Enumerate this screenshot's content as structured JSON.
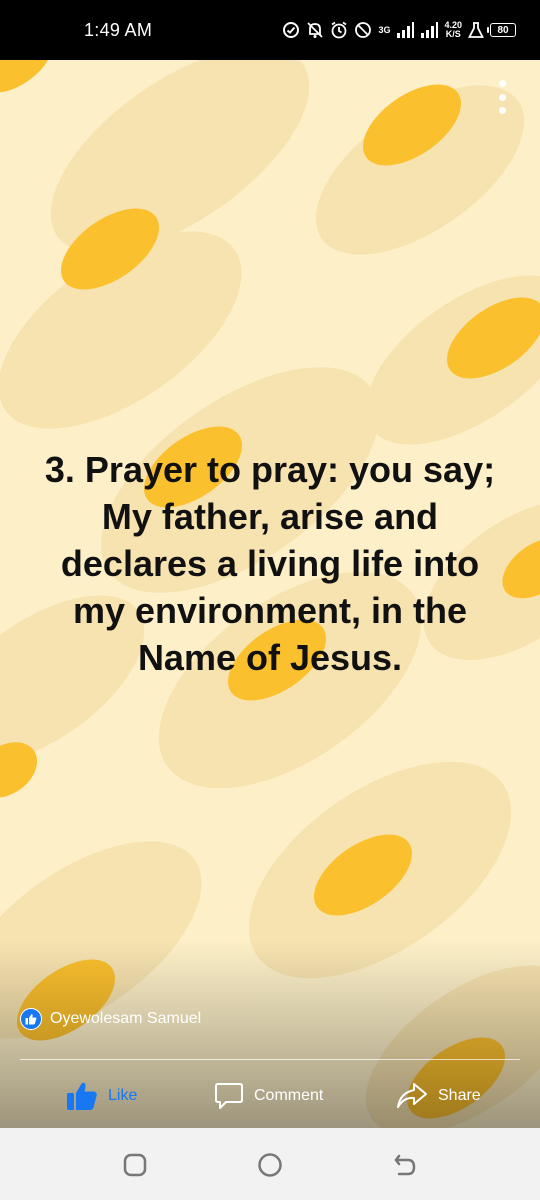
{
  "status_bar": {
    "time": "1:49 AM",
    "network_type": "3G",
    "net_speed_value": "4.20",
    "net_speed_unit": "K/S",
    "battery": "80"
  },
  "story": {
    "text_lines": [
      "3. Prayer to pray: you say;",
      "My father, arise and",
      "declares a living life into",
      "my environment, in the",
      "Name of Jesus."
    ],
    "background_color": "#fdf0c8",
    "accent_color": "#fbc02d"
  },
  "reactions": {
    "name": "Oyewolesam Samuel"
  },
  "actions": {
    "like_label": "Like",
    "comment_label": "Comment",
    "share_label": "Share",
    "like_color": "#1877f2"
  },
  "icons": {
    "status": [
      "sync-icon",
      "mute-icon",
      "alarm-icon",
      "dnd-icon",
      "signal-icon",
      "signal-icon",
      "lab-icon",
      "battery-icon"
    ],
    "nav": [
      "recent-apps-icon",
      "home-icon",
      "back-icon"
    ]
  }
}
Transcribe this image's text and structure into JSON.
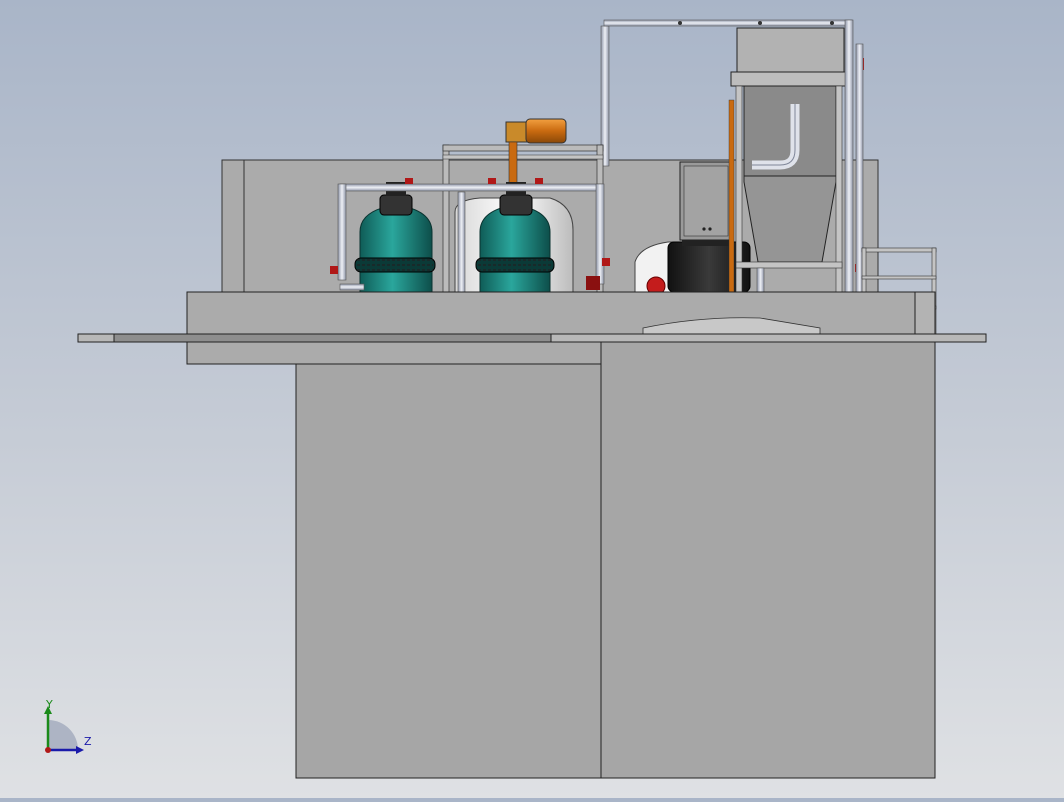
{
  "scene": {
    "background_top": "#a9b5c8",
    "background_bottom": "#dfe1e4",
    "body_color": "#a6a6a6",
    "panel_color": "#b5b5b5",
    "tank_color": "#1c7f78",
    "motor_color": "#d97a1a",
    "valve_color": "#b01818",
    "pipe_color": "#cfd4e0"
  },
  "triad": {
    "y_label": "Y",
    "z_label": "Z",
    "y_color": "#1a8a1a",
    "z_color": "#1a1aaa"
  }
}
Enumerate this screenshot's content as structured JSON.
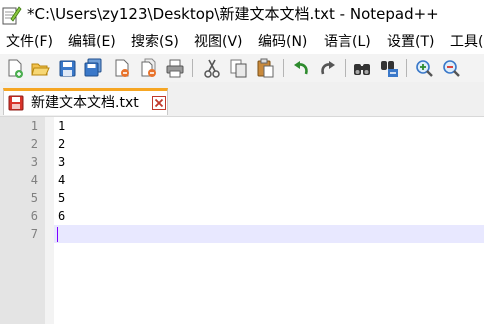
{
  "window": {
    "title": "*C:\\Users\\zy123\\Desktop\\新建文本文档.txt - Notepad++"
  },
  "menu": [
    "文件(F)",
    "编辑(E)",
    "搜索(S)",
    "视图(V)",
    "编码(N)",
    "语言(L)",
    "设置(T)",
    "工具("
  ],
  "toolbar": {
    "buttons": [
      "new-file",
      "open-file",
      "save",
      "save-all",
      "close",
      "close-all",
      "print",
      "cut",
      "copy",
      "paste",
      "undo",
      "redo",
      "find",
      "replace",
      "zoom-in",
      "zoom-out"
    ]
  },
  "tabs": [
    {
      "label": "新建文本文档.txt",
      "modified": true
    }
  ],
  "editor": {
    "line_numbers": [
      "1",
      "2",
      "3",
      "4",
      "5",
      "6",
      "7"
    ],
    "lines": [
      "1",
      "2",
      "3",
      "4",
      "5",
      "6",
      ""
    ],
    "current_line": 7
  },
  "colors": {
    "tab_accent": "#f6a623",
    "gutter_bg": "#e4e4e4",
    "current_line_bg": "#e8e8ff",
    "caret": "#8000ff"
  }
}
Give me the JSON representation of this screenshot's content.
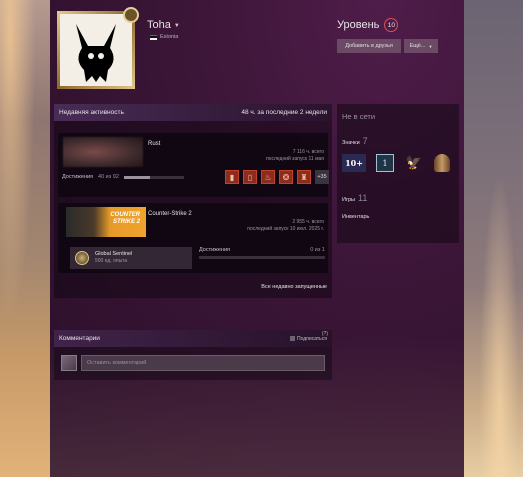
{
  "profile": {
    "name": "Toha",
    "country": "Estonia",
    "level_label": "Уровень",
    "level": "10",
    "add_friend": "Добавить в друзья",
    "more": "Ещё..."
  },
  "activity": {
    "title": "Недавняя активность",
    "hours": "48 ч. за последние 2 недели",
    "games": [
      {
        "name": "Rust",
        "total": "7 116 ч. всего",
        "last": "последний запуск 11 мая",
        "ach_label": "Достижения",
        "ach_count": "40 из 92",
        "ach_progress": 0.435,
        "ach_more": "+35"
      },
      {
        "name": "Counter-Strike 2",
        "total": "2 955 ч. всего",
        "last": "последний запуск 10 июл. 2025 г.",
        "capsule_line1": "COUNTER",
        "capsule_line2": "STRIKE 2",
        "badge_name": "Global Sentinel",
        "badge_xp": "500 ед. опыта",
        "ach_label": "Достижения",
        "ach_count": "0 из 1"
      }
    ],
    "recent_link": "Все недавно запущенные"
  },
  "sidebar": {
    "status": "Не в сети",
    "badges_label": "Значки",
    "badges_count": "7",
    "badges": [
      "10+",
      "1"
    ],
    "games_label": "Игры",
    "games_count": "11",
    "inventory": "Инвентарь"
  },
  "comments": {
    "title": "Комментарии",
    "subscribe": "Подписаться",
    "help": "(?)",
    "placeholder": "Оставить комментарий"
  },
  "colors": {
    "accent_level": "#d9524f",
    "achievement_red": "#8d2b1f",
    "flag": [
      "#2a6bc4",
      "#111111",
      "#f2f2f2"
    ]
  }
}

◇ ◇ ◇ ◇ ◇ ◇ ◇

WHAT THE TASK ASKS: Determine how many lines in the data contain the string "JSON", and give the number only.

REPLY: 4